### INPUT DATA
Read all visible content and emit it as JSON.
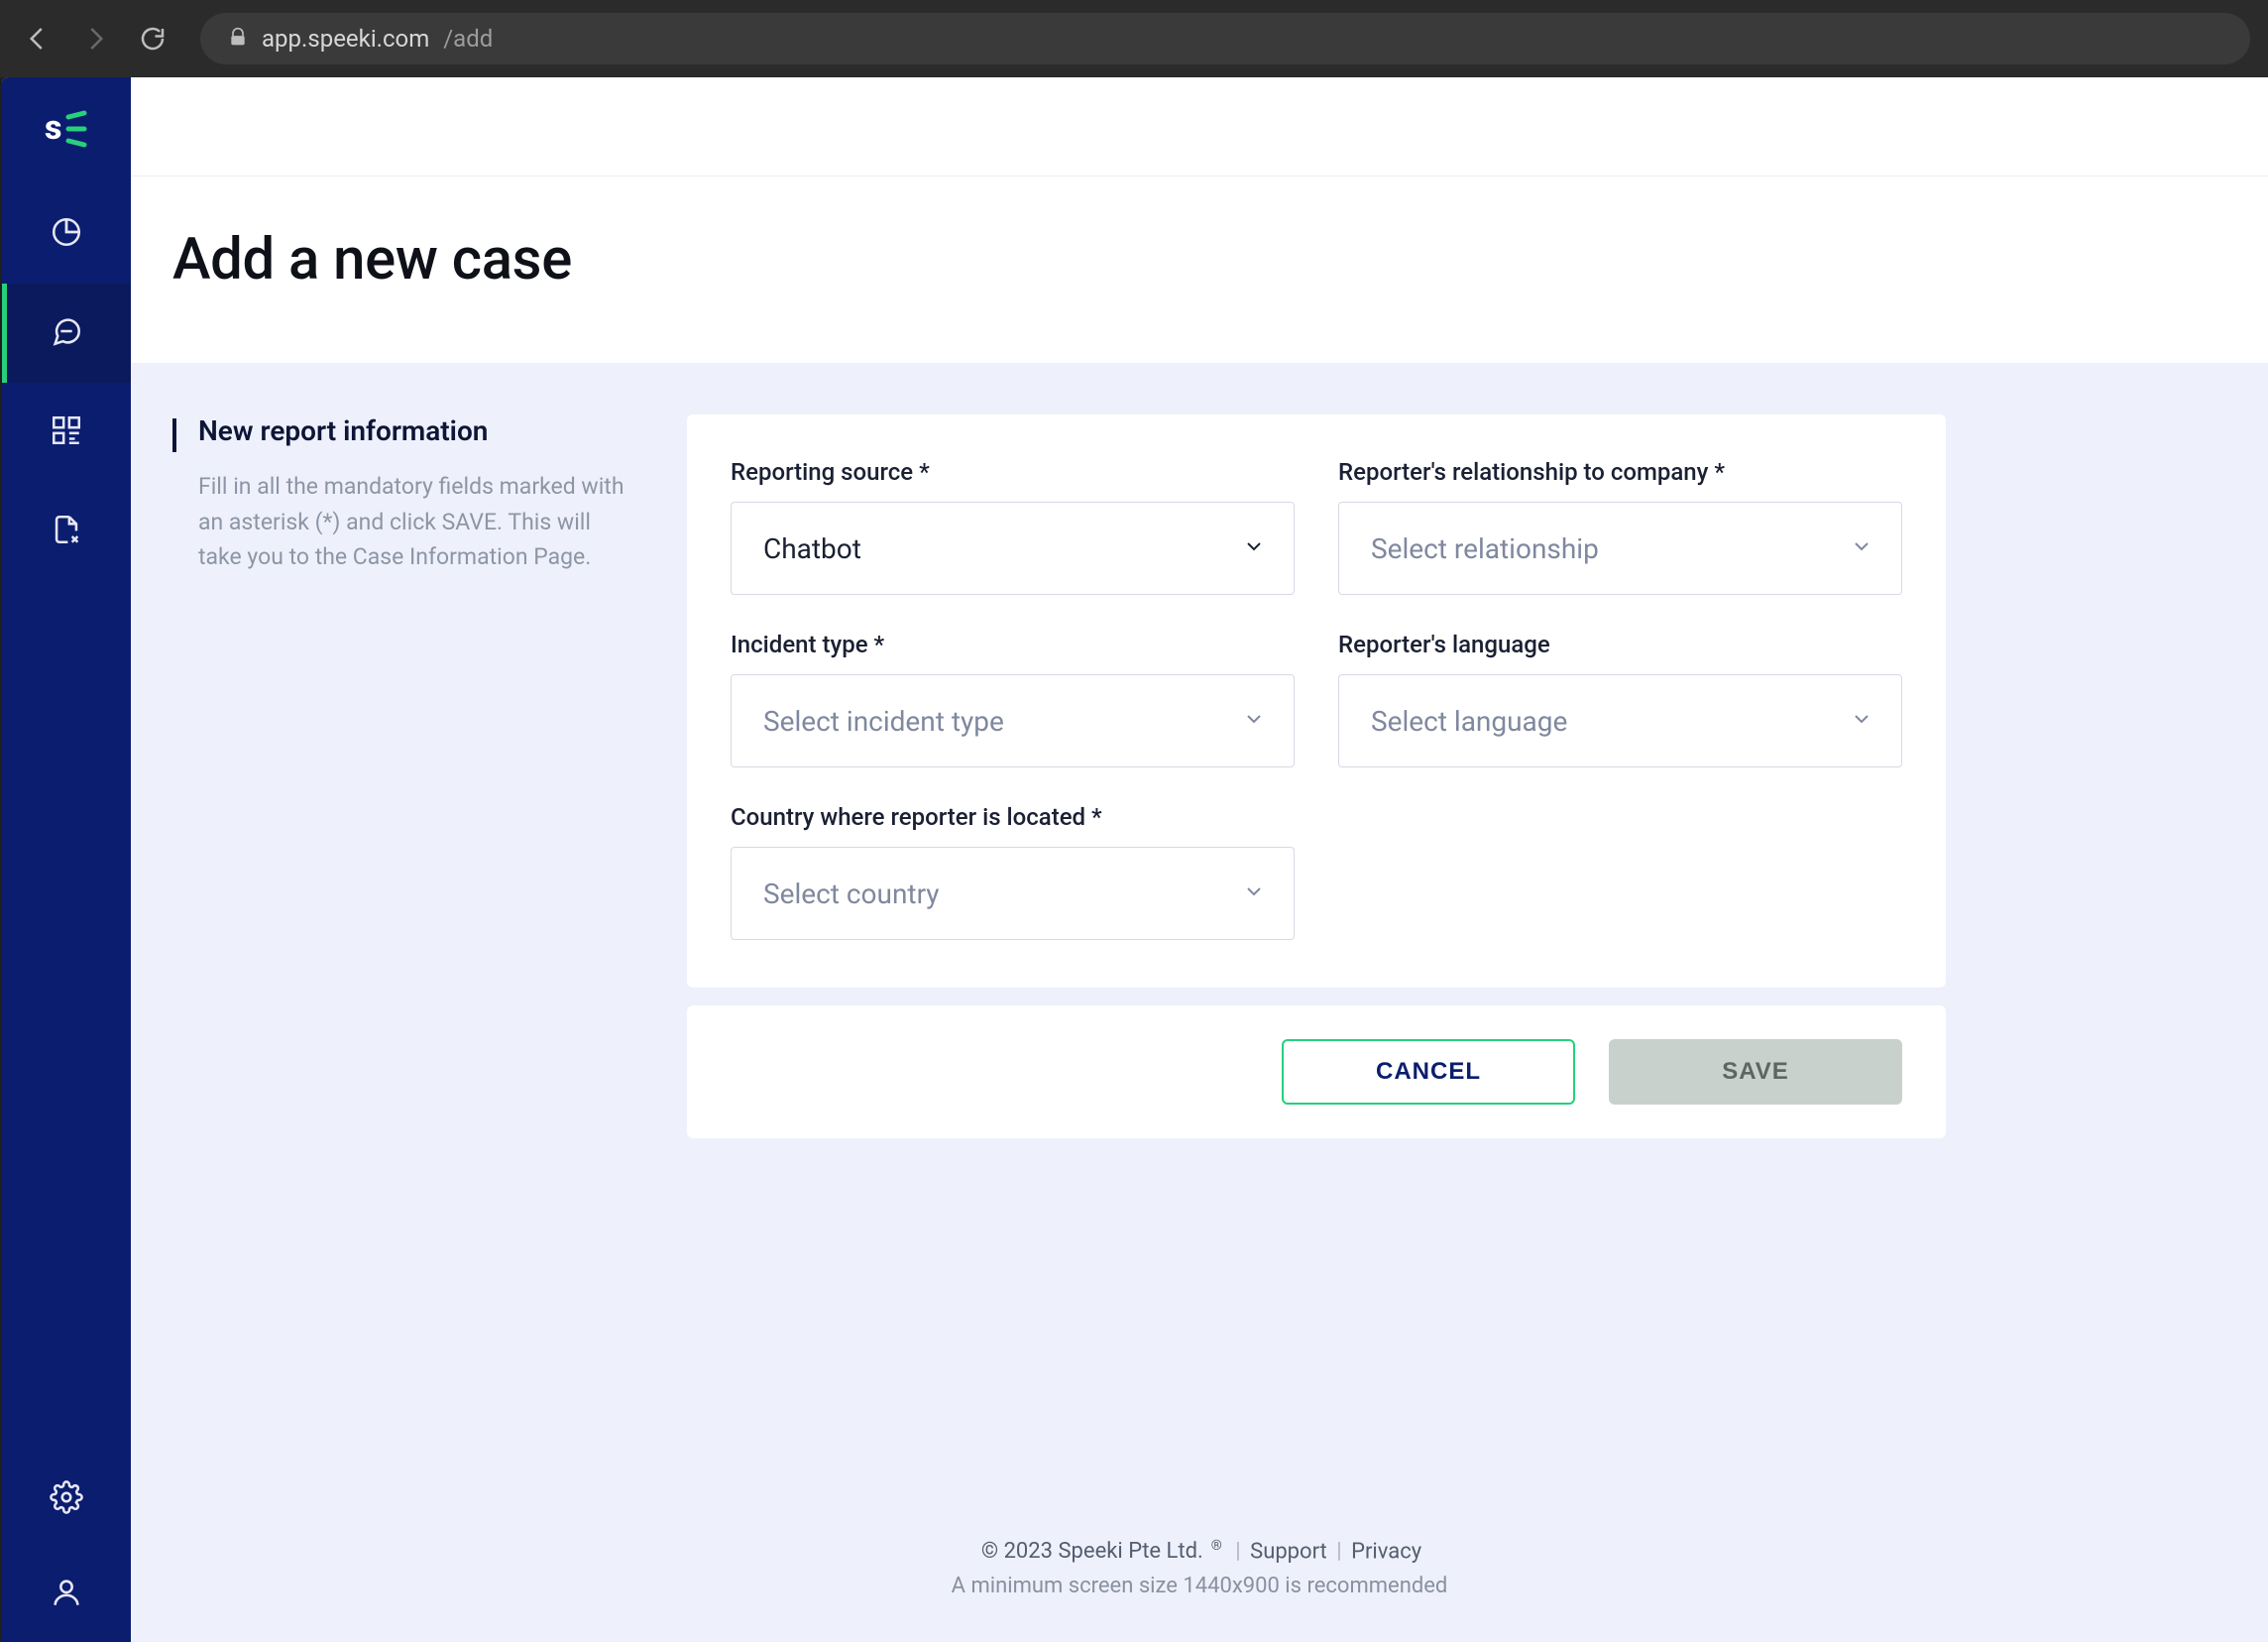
{
  "browser": {
    "url_host": "app.speeki.com",
    "url_path": "/add"
  },
  "page": {
    "title": "Add a new case"
  },
  "sideNote": {
    "heading": "New report information",
    "body": "Fill in all the mandatory fields marked with an asterisk (*) and click SAVE. This will take you to the Case Information Page."
  },
  "form": {
    "reportingSource": {
      "label": "Reporting source *",
      "value": "Chatbot"
    },
    "relationship": {
      "label": "Reporter's relationship to company *",
      "placeholder": "Select relationship"
    },
    "incidentType": {
      "label": "Incident type *",
      "placeholder": "Select incident type"
    },
    "language": {
      "label": "Reporter's language",
      "placeholder": "Select language"
    },
    "country": {
      "label": "Country where reporter is located *",
      "placeholder": "Select country"
    }
  },
  "actions": {
    "cancel": "CANCEL",
    "save": "SAVE"
  },
  "footer": {
    "copyright_prefix": "© 2023 Speeki Pte Ltd.",
    "reg": "®",
    "support": "Support",
    "privacy": "Privacy",
    "minsize": "A minimum screen size 1440x900 is recommended"
  }
}
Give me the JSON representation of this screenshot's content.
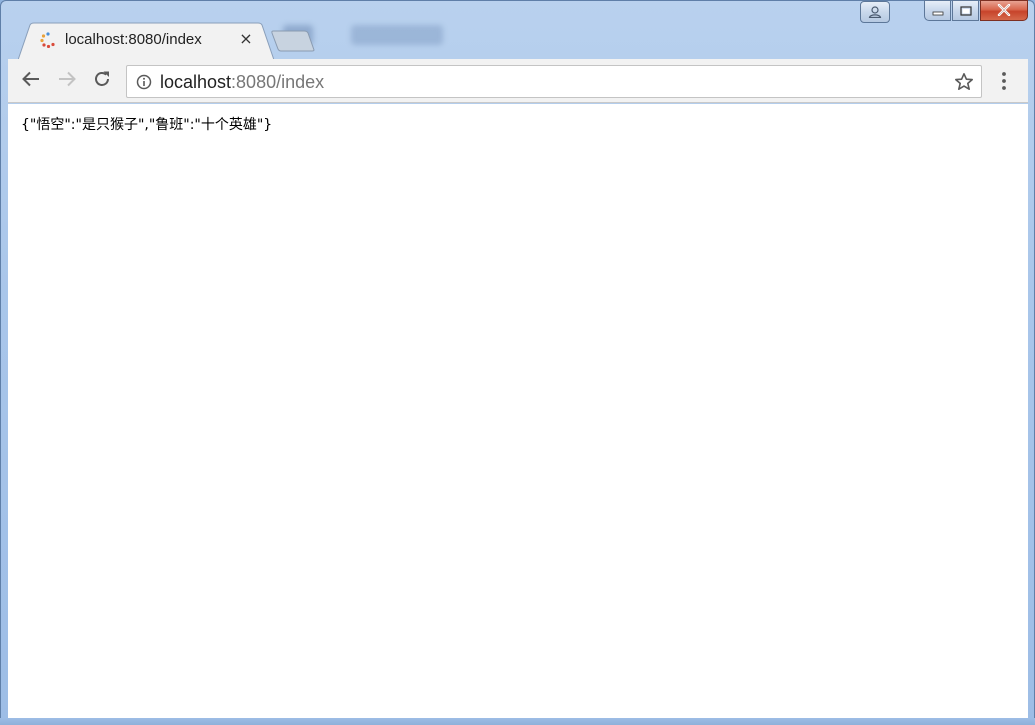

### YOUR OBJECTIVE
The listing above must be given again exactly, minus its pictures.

### WRITTEN SOLUTION
Read all visible content and emit it as JSON.
{
  "browser": {
    "url_host": "app.speeki.com",
    "url_path": "/add"
  },
  "page": {
    "title": "Add a new case"
  },
  "sideNote": {
    "heading": "New report information",
    "body": "Fill in all the mandatory fields marked with an asterisk (*) and click SAVE. This will take you to the Case Information Page."
  },
  "form": {
    "reportingSource": {
      "label": "Reporting source *",
      "value": "Chatbot"
    },
    "relationship": {
      "label": "Reporter's relationship to company *",
      "placeholder": "Select relationship"
    },
    "incidentType": {
      "label": "Incident type *",
      "placeholder": "Select incident type"
    },
    "language": {
      "label": "Reporter's language",
      "placeholder": "Select language"
    },
    "country": {
      "label": "Country where reporter is located *",
      "placeholder": "Select country"
    }
  },
  "actions": {
    "cancel": "CANCEL",
    "save": "SAVE"
  },
  "footer": {
    "copyright_prefix": "© 2023 Speeki Pte Ltd.",
    "reg": "®",
    "support": "Support",
    "privacy": "Privacy",
    "minsize": "A minimum screen size 1440x900 is recommended"
  }
}
Give me the JSON representation of this screenshot's content.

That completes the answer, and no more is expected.